• [Available data]
_ _ _ _ _
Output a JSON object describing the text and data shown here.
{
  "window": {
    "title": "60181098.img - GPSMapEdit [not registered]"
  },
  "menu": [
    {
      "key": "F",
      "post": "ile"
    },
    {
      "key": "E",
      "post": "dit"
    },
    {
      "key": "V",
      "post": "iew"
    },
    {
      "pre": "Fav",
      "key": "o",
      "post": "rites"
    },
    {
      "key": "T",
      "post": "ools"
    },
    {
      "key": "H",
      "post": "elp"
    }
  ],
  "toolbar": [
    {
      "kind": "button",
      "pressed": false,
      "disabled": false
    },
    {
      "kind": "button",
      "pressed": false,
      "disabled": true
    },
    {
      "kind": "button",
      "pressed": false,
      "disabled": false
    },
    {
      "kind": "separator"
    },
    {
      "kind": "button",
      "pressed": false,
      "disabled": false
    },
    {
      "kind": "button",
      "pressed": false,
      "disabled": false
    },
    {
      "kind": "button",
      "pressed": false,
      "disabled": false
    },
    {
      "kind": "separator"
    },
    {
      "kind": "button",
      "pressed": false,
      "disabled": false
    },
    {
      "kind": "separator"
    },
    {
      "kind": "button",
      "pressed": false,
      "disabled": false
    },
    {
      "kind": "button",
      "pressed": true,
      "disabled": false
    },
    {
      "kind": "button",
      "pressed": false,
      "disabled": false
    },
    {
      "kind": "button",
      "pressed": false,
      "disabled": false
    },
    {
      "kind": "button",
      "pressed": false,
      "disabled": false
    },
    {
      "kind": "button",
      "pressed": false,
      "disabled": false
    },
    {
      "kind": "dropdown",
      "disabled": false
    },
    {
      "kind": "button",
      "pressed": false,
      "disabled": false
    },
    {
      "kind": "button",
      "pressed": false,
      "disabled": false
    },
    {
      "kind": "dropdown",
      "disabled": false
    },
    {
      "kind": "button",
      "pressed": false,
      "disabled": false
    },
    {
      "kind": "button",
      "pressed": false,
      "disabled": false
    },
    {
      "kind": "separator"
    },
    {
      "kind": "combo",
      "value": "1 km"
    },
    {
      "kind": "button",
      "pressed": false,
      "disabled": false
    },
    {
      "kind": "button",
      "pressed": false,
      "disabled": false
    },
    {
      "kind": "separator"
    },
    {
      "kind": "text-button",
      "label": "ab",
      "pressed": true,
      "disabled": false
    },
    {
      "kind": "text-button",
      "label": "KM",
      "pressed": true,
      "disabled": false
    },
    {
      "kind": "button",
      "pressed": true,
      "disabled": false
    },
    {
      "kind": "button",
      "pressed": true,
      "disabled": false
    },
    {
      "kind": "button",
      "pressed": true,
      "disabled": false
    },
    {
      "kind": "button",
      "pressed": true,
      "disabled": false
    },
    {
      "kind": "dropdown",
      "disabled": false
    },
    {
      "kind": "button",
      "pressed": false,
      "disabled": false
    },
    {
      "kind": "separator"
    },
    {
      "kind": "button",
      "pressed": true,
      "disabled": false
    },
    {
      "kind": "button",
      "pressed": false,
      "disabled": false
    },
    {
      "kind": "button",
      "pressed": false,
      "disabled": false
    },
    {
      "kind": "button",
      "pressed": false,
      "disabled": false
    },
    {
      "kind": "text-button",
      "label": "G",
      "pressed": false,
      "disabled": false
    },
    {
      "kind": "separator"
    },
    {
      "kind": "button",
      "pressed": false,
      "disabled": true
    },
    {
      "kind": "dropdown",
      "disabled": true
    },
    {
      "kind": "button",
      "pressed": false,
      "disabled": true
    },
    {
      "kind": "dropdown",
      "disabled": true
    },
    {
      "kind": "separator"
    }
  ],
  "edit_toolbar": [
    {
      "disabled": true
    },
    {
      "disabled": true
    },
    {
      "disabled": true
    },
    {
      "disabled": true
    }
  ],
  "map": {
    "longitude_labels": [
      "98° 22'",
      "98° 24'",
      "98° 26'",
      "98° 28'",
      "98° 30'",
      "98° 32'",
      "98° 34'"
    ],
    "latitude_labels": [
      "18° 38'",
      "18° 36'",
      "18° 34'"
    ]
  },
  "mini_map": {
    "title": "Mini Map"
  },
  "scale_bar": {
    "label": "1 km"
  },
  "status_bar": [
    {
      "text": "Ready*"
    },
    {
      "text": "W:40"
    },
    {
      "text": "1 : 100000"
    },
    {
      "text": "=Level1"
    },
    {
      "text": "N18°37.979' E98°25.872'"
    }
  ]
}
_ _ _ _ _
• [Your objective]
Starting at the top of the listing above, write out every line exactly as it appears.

• [Result of the exercise]
Output a JSON object describing the text and data shown here.
{
  "window": {
    "title": "60181098.img - GPSMapEdit [not registered]"
  },
  "menu": [
    {
      "key": "F",
      "post": "ile"
    },
    {
      "key": "E",
      "post": "dit"
    },
    {
      "key": "V",
      "post": "iew"
    },
    {
      "pre": "Fav",
      "key": "o",
      "post": "rites"
    },
    {
      "key": "T",
      "post": "ools"
    },
    {
      "key": "H",
      "post": "elp"
    }
  ],
  "toolbar": [
    {
      "kind": "button",
      "pressed": false,
      "disabled": false
    },
    {
      "kind": "button",
      "pressed": false,
      "disabled": true
    },
    {
      "kind": "button",
      "pressed": false,
      "disabled": false
    },
    {
      "kind": "separator"
    },
    {
      "kind": "button",
      "pressed": false,
      "disabled": false
    },
    {
      "kind": "button",
      "pressed": false,
      "disabled": false
    },
    {
      "kind": "button",
      "pressed": false,
      "disabled": false
    },
    {
      "kind": "separator"
    },
    {
      "kind": "button",
      "pressed": false,
      "disabled": false
    },
    {
      "kind": "separator"
    },
    {
      "kind": "button",
      "pressed": false,
      "disabled": false
    },
    {
      "kind": "button",
      "pressed": true,
      "disabled": false
    },
    {
      "kind": "button",
      "pressed": false,
      "disabled": false
    },
    {
      "kind": "button",
      "pressed": false,
      "disabled": false
    },
    {
      "kind": "button",
      "pressed": false,
      "disabled": false
    },
    {
      "kind": "button",
      "pressed": false,
      "disabled": false
    },
    {
      "kind": "dropdown",
      "disabled": false
    },
    {
      "kind": "button",
      "pressed": false,
      "disabled": false
    },
    {
      "kind": "button",
      "pressed": false,
      "disabled": false
    },
    {
      "kind": "dropdown",
      "disabled": false
    },
    {
      "kind": "button",
      "pressed": false,
      "disabled": false
    },
    {
      "kind": "button",
      "pressed": false,
      "disabled": false
    },
    {
      "kind": "separator"
    },
    {
      "kind": "combo",
      "value": "1 km"
    },
    {
      "kind": "button",
      "pressed": false,
      "disabled": false
    },
    {
      "kind": "button",
      "pressed": false,
      "disabled": false
    },
    {
      "kind": "separator"
    },
    {
      "kind": "text-button",
      "label": "ab",
      "pressed": true,
      "disabled": false
    },
    {
      "kind": "text-button",
      "label": "KM",
      "pressed": true,
      "disabled": false
    },
    {
      "kind": "button",
      "pressed": true,
      "disabled": false
    },
    {
      "kind": "button",
      "pressed": true,
      "disabled": false
    },
    {
      "kind": "button",
      "pressed": true,
      "disabled": false
    },
    {
      "kind": "button",
      "pressed": true,
      "disabled": false
    },
    {
      "kind": "dropdown",
      "disabled": false
    },
    {
      "kind": "button",
      "pressed": false,
      "disabled": false
    },
    {
      "kind": "separator"
    },
    {
      "kind": "button",
      "pressed": true,
      "disabled": false
    },
    {
      "kind": "button",
      "pressed": false,
      "disabled": false
    },
    {
      "kind": "button",
      "pressed": false,
      "disabled": false
    },
    {
      "kind": "button",
      "pressed": false,
      "disabled": false
    },
    {
      "kind": "text-button",
      "label": "G",
      "pressed": false,
      "disabled": false
    },
    {
      "kind": "separator"
    },
    {
      "kind": "button",
      "pressed": false,
      "disabled": true
    },
    {
      "kind": "dropdown",
      "disabled": true
    },
    {
      "kind": "button",
      "pressed": false,
      "disabled": true
    },
    {
      "kind": "dropdown",
      "disabled": true
    },
    {
      "kind": "separator"
    }
  ],
  "edit_toolbar": [
    {
      "disabled": true
    },
    {
      "disabled": true
    },
    {
      "disabled": true
    },
    {
      "disabled": true
    }
  ],
  "map": {
    "longitude_labels": [
      "98° 22'",
      "98° 24'",
      "98° 26'",
      "98° 28'",
      "98° 30'",
      "98° 32'",
      "98° 34'"
    ],
    "latitude_labels": [
      "18° 38'",
      "18° 36'",
      "18° 34'"
    ]
  },
  "mini_map": {
    "title": "Mini Map"
  },
  "scale_bar": {
    "label": "1 km"
  },
  "status_bar": [
    {
      "text": "Ready*"
    },
    {
      "text": "W:40"
    },
    {
      "text": "1 : 100000"
    },
    {
      "text": "=Level1"
    },
    {
      "text": "N18°37.979' E98°25.872'"
    }
  ]
}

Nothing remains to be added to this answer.